What kind of "strategies" use EMF compare ?
Q : What kind of "strategies" use EMF compare ? On which research work is it based ?
A : The emf compare generic engine is based on several research work and on experimentations. The paper being the most "near" the emf compare behavior is probably "UMLDiff: An Algorithm for Object-OrientedDesign Differencing" by Zhenchang Xing and Eleni Stroulia. Other reseach work have been used and a lot of them use the same kind of general behavior: A comparison in 2 phases, the first being the matching phase and the second the differencing phase. The matching is done computing comparison metrics and getting an "overall" rank of matching for two nodes while browsing both versions of the model. These metrics may change considering the research work, here in the generic engine we use 4 metrics :
- type similarity : analysing the metamodel element
- name similarity : looking for an attribute which have chances to be the
name and comparing it
- value similarity : analysing the whole attributes values
- relations similarity : using the relations the element has with others.
Using these 4 metrics the comparison engine provide good correctness (most especially comparing models from DSM/DSL's metamodels) and efficiency when comparing big models (~=100 000 elements).
Once the matching phase is done, the matching model is browsed by the differencing engine computing "added", "deleted" or updated elements from that.

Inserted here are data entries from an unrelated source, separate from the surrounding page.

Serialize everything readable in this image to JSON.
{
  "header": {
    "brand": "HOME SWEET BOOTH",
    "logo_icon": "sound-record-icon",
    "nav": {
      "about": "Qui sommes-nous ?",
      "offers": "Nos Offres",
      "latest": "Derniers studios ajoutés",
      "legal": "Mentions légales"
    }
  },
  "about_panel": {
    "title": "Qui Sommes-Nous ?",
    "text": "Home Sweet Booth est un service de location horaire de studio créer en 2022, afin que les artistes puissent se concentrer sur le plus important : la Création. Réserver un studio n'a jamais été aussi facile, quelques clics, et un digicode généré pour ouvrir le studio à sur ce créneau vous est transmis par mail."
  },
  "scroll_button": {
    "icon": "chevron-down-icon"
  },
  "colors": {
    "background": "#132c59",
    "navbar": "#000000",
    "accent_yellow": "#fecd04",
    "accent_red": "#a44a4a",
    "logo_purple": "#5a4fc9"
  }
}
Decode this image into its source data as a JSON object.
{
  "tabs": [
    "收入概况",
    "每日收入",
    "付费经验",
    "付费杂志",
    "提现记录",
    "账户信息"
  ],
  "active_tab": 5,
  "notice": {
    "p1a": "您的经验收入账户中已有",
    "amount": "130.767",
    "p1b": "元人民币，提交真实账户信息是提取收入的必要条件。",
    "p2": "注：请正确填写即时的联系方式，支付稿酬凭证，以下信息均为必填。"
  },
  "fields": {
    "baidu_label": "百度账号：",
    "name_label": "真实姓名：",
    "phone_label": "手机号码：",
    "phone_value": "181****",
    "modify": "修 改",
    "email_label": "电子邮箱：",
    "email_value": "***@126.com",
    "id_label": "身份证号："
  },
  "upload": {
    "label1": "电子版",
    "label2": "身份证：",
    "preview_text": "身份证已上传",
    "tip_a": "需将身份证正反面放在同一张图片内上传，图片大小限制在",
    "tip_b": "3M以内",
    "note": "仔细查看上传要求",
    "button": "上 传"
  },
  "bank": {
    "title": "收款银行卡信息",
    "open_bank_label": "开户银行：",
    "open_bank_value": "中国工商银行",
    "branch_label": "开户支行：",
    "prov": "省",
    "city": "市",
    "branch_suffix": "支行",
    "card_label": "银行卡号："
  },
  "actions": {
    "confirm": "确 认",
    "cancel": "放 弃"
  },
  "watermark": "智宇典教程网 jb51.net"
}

If you save a comparison as an emfdiff model you'll be able to browse the match and diff model and you'll get the similarity ranking for each couple of elements.
You can have more information in the following scientific paper : http://www.cepis.org/upgrade/index.jsp?p=0&n=2148&a=3058
We're open to suggestion to enhance this generic behavior but we are also open to other methods : we want this component to be a testbed for other algorithms and comparison techniques, any Eclipse plugin may contribute its own matching and differencing engine for generic or specific purpose and it would be quite interesting to compare the results from different engines on different models.
These strategies will probably evolve in the next releases (see following question).
What evolution should we expect on the global EMF compare strategies ?
Q : What evolution should we expect on the global EMF compare strategies ?
A : We are trying to get better results with generic comparison algorithm through other methods coming from the research world. An initiative about model transformation/weaving and comparison is taking place in Europe an you may expect that the EMF compare implementation will evolve toward these works.
Custom data types are always marked as modified by EMF Compare
Q : A model based on a custom meta-model always shows elements of a custom data type as being changed. How can I have EMF Compare behave correctly?
A : EMF Compare's differencing process is based on the return value of equals() and will then fail to determine if two objects are equals if the equals() method hasn't been overriden in the custom data type's instance class. Remember to also override hashCode() when overriding equals().
See bug #226152 for an example of such problems.